When available, use as-build drawings to help your recovery teams understand what they will encounter on site and to identify potential problem areas in advance. The drawings can be used during the site assessment, and marked up by inspection teams to show where damage has occurred. These marked up drawings can be invaluable in remediation planning. Once recovery work is underway, make drawings available to field teams to guide their efforts.
Especially on large projects, communication among teams is crucial to getting the job done quickly and well. Make sure everyone on the project team understands their role, priorities, and hand-off responsibilities. Hold each team responsible for notifying subsequent teams when a dependency is completed. Daily and weekly cost and schedule control meetings can help ensure everyone stays updated and accountable. Over the course of the project, this reduces mistakes and increases speed.
Any time a building is renovated or updated, it is required to meet current building codes and regulations, regardless of when it was built. This is just as true when the renovations are due to a catastrophe as it is when the renovations are by choice. Make sure someone on your team understands all of the relevant local, state, and federal regulations and codes on construction, safety, environment, and accessibility. Addressing noncompliance issues after the fact is much more costly than simply meeting codes to begin with.
A catastrophe response partner with experience, knowledge, and a track record of success in your region is invaluable not only in getting the job done right, but also in getting it done within budget. Look for contractors and subcontractors who not only understand their field, but also have adequate resources at their disposal to meet the demands of the job, and are accustomed to working with regulators, owners, insurance adjusters, and other subcontractors, to ensure a smooth and cost-effective project execution.
If you’re looking for an experienced and reliable catastrophe response partner to address restoration, remediation, water, mold, asbestos, or other hazardous material conditions on your catastrophe response projects, contact GLE to establish a relationship now, so you’ll be prepared for the next hurricane.
Michael Collins, CIH, CSP, CIEC
Principal Certified Industrial Hygienist

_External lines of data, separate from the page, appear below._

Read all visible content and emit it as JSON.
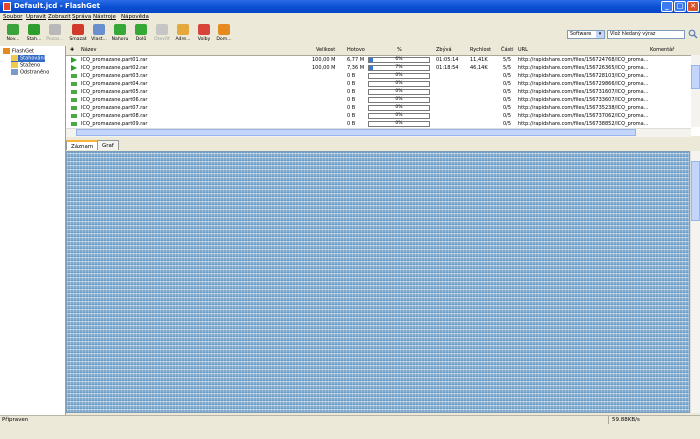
{
  "window": {
    "title": "Default.jcd - FlashGet",
    "minimize": "_",
    "maximize": "□",
    "close": "✕"
  },
  "menu": [
    "Soubor",
    "Upravit",
    "Zobrazit",
    "Správa",
    "Nástroje",
    "Nápověda"
  ],
  "toolbar": [
    {
      "label": "Nov...",
      "icon": "new-download-icon",
      "color": "#3aa33a",
      "disabled": false
    },
    {
      "label": "Stah...",
      "icon": "start-icon",
      "color": "#2e9f2e",
      "disabled": false
    },
    {
      "label": "Pozas...",
      "icon": "pause-icon",
      "color": "#b8b8b8",
      "disabled": true
    },
    {
      "label": "Smazat",
      "icon": "delete-icon",
      "color": "#d23a2a",
      "disabled": false
    },
    {
      "label": "Vlast...",
      "icon": "properties-icon",
      "color": "#6a8fd0",
      "disabled": false
    },
    {
      "label": "Nahoru",
      "icon": "up-arrow-icon",
      "color": "#35a835",
      "disabled": false
    },
    {
      "label": "Dolů",
      "icon": "down-arrow-icon",
      "color": "#35a835",
      "disabled": false
    },
    {
      "label": "Otevřít",
      "icon": "open-folder-icon",
      "color": "#c6c6c6",
      "disabled": true
    },
    {
      "label": "Adre...",
      "icon": "folder-icon",
      "color": "#e6a83a",
      "disabled": false
    },
    {
      "label": "Volby",
      "icon": "options-icon",
      "color": "#d8443a",
      "disabled": false
    },
    {
      "label": "Dom...",
      "icon": "home-icon",
      "color": "#e58a1f",
      "disabled": false
    }
  ],
  "search": {
    "category": "Software",
    "placeholder": "Vlož hledaný výraz"
  },
  "tree": [
    {
      "label": "FlashGet",
      "level": 0,
      "icon": "flashget-icon",
      "color": "#e58a1f"
    },
    {
      "label": "Stahování",
      "level": 1,
      "icon": "downloading-folder-icon",
      "color": "#f2c94c",
      "selected": true
    },
    {
      "label": "Staženo",
      "level": 1,
      "icon": "downloaded-folder-icon",
      "color": "#f2c94c"
    },
    {
      "label": "Odstraněno",
      "level": 1,
      "icon": "deleted-folder-icon",
      "color": "#7a9acb"
    }
  ],
  "columns": [
    "Název",
    "Velikost",
    "Hotovo",
    "%",
    "Zbývá",
    "Rychlost",
    "Části",
    "URL",
    "Komentář"
  ],
  "rows": [
    {
      "name": "ICQ_promazane.part01.rar",
      "size": "100,00 M",
      "done": "6,77 M",
      "percent": 6,
      "percent_label": "6%",
      "remaining": "01:05:14",
      "speed": "11,41K",
      "parts": "5/5",
      "url": "http://rapidshare.com/files/156724768/ICQ_proma...",
      "status": "active"
    },
    {
      "name": "ICQ_promazane.part02.rar",
      "size": "100,00 M",
      "done": "7,36 M",
      "percent": 7,
      "percent_label": "7%",
      "remaining": "01:18:54",
      "speed": "46,14K",
      "parts": "5/5",
      "url": "http://rapidshare.com/files/156726365/ICQ_proma...",
      "status": "active"
    },
    {
      "name": "ICQ_promazane.part03.rar",
      "size": "",
      "done": "0 B",
      "percent": 0,
      "percent_label": "0%",
      "remaining": "",
      "speed": "",
      "parts": "0/5",
      "url": "http://rapidshare.com/files/156728103/ICQ_proma...",
      "status": "waiting"
    },
    {
      "name": "ICQ_promazane.part04.rar",
      "size": "",
      "done": "0 B",
      "percent": 0,
      "percent_label": "0%",
      "remaining": "",
      "speed": "",
      "parts": "0/5",
      "url": "http://rapidshare.com/files/156729866/ICQ_proma...",
      "status": "waiting"
    },
    {
      "name": "ICQ_promazane.part05.rar",
      "size": "",
      "done": "0 B",
      "percent": 0,
      "percent_label": "0%",
      "remaining": "",
      "speed": "",
      "parts": "0/5",
      "url": "http://rapidshare.com/files/156731607/ICQ_proma...",
      "status": "waiting"
    },
    {
      "name": "ICQ_promazane.part06.rar",
      "size": "",
      "done": "0 B",
      "percent": 0,
      "percent_label": "0%",
      "remaining": "",
      "speed": "",
      "parts": "0/5",
      "url": "http://rapidshare.com/files/156733607/ICQ_proma...",
      "status": "waiting"
    },
    {
      "name": "ICQ_promazane.part07.rar",
      "size": "",
      "done": "0 B",
      "percent": 0,
      "percent_label": "0%",
      "remaining": "",
      "speed": "",
      "parts": "0/5",
      "url": "http://rapidshare.com/files/156735238/ICQ_proma...",
      "status": "waiting"
    },
    {
      "name": "ICQ_promazane.part08.rar",
      "size": "",
      "done": "0 B",
      "percent": 0,
      "percent_label": "0%",
      "remaining": "",
      "speed": "",
      "parts": "0/5",
      "url": "http://rapidshare.com/files/156737062/ICQ_proma...",
      "status": "waiting"
    },
    {
      "name": "ICQ_promazane.part09.rar",
      "size": "",
      "done": "0 B",
      "percent": 0,
      "percent_label": "0%",
      "remaining": "",
      "speed": "",
      "parts": "0/5",
      "url": "http://rapidshare.com/files/156738852/ICQ_proma...",
      "status": "waiting"
    }
  ],
  "tabs": [
    {
      "label": "Záznam",
      "active": true
    },
    {
      "label": "Graf",
      "active": false
    }
  ],
  "statusbar": {
    "text": "Připraven",
    "speed": "59.88KB/s"
  },
  "colors": {
    "titlebar": "#0a4fd2",
    "progress": "#3a78d8",
    "log_pattern": "#7fa9cc"
  }
}
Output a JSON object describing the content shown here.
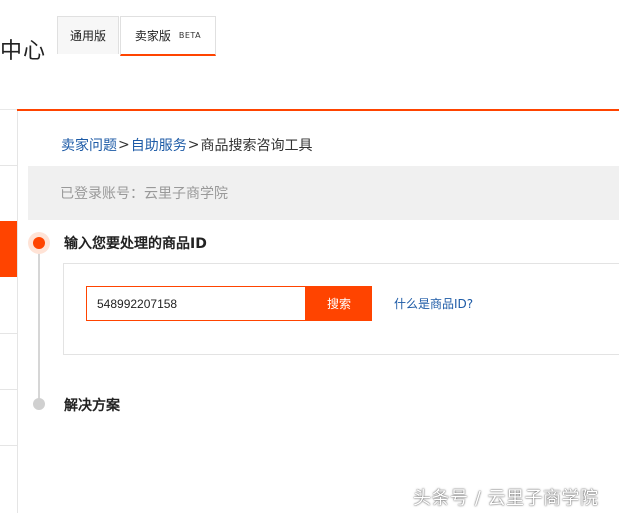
{
  "header": {
    "title_fragment": "中心",
    "tabs": [
      {
        "label": "通用版"
      },
      {
        "label": "卖家版",
        "badge": "BETA"
      }
    ]
  },
  "breadcrumb": {
    "items": [
      "卖家问题",
      "自助服务",
      "商品搜索咨询工具"
    ],
    "separator": ">"
  },
  "login_bar": {
    "text": "已登录账号：云里子商学院"
  },
  "steps": {
    "step1_title": "输入您要处理的商品ID",
    "step2_title": "解决方案"
  },
  "search": {
    "value": "548992207158",
    "button_label": "搜索",
    "help_link": "什么是商品ID?"
  },
  "watermark": "头条号 / 云里子商学院",
  "colors": {
    "accent": "#ff4400",
    "link": "#1c5aa6",
    "login_bar_bg": "#f0f0f0"
  }
}
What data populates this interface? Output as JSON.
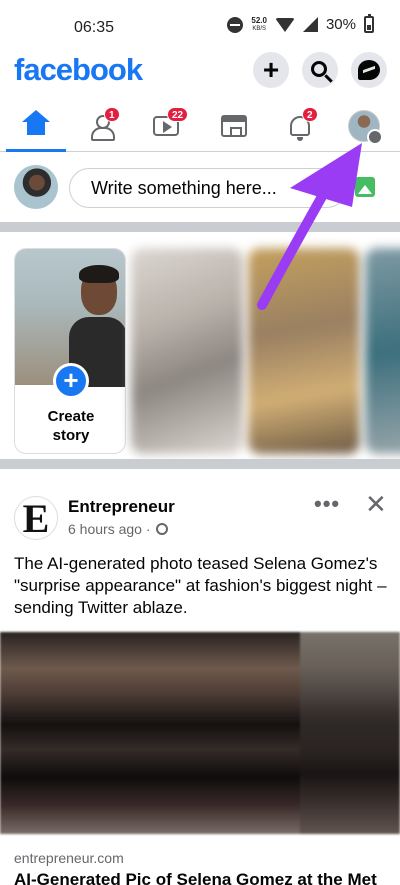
{
  "status_bar": {
    "time": "06:35",
    "net_speed": "52.0",
    "net_unit": "KB/S",
    "battery": "30%"
  },
  "header": {
    "logo": "facebook",
    "plus_label": "+",
    "icons": [
      "plus-icon",
      "search-icon",
      "messenger-icon"
    ]
  },
  "nav": {
    "tabs": [
      {
        "name": "home",
        "badge": ""
      },
      {
        "name": "friends",
        "badge": "1"
      },
      {
        "name": "video",
        "badge": "22"
      },
      {
        "name": "marketplace",
        "badge": ""
      },
      {
        "name": "notifications",
        "badge": "2"
      },
      {
        "name": "menu-profile",
        "badge": ""
      }
    ]
  },
  "composer": {
    "placeholder": "Write something here..."
  },
  "stories": {
    "create_label": "Create story",
    "create_plus": "+"
  },
  "post": {
    "author": "Entrepreneur",
    "avatar_letter": "E",
    "time": "6 hours ago",
    "more": "•••",
    "close": "✕",
    "text": "The AI-generated photo teased Selena Gomez's \"surprise appearance\" at fashion's biggest night – sending Twitter ablaze.",
    "link_domain": "entrepreneur.com",
    "link_title": "AI-Generated Pic of Selena Gomez at the Met"
  },
  "colors": {
    "brand": "#1877f2",
    "badge": "#e41e3f",
    "annotation_arrow": "#9b3cf5"
  }
}
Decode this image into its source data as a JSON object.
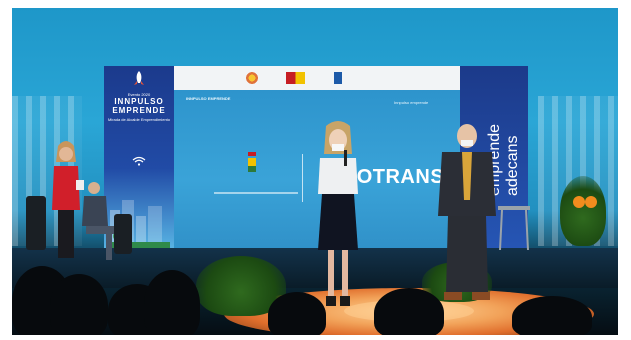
{
  "scene": {
    "description_free": true
  },
  "screen": {
    "headline": "LOTRANS",
    "small_brand": "INNPULSO EMPRENDE",
    "brand_tag": "Innpulso emprende"
  },
  "left_panel": {
    "event_label": "Evento 2020",
    "brand_line_1": "INNPULSO",
    "brand_line_2": "EMPRENDE",
    "tagline": "Mirada de Alcalde Emprendimiento",
    "wifi": "wifi-icon",
    "rocket": "rocket-icon"
  },
  "right_panel": {
    "vertical_1": "emprende",
    "vertical_2": "adecans"
  },
  "colors": {
    "backdrop": "#2aa6d6",
    "screen": "#3aa3d8",
    "stage_platform": "#f2a35a",
    "panel_blue": "#1c3a8a"
  }
}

As a Principal Certified Industrial Hygienist for GLE, Michael Collins has over 20 years of experience in planning and managing complex industrial hygiene and environmental projects and investigations. He has extensive experience in OSHA-related projects such as exposure assessments, ergonomic evaluations, ventilation assessments, and noise surveys. In addition to his role at GLE, Mr. Collins serves as an Adjunct Professor at the University of North Alabama in the Chemistry and Industrial Hygiene Department.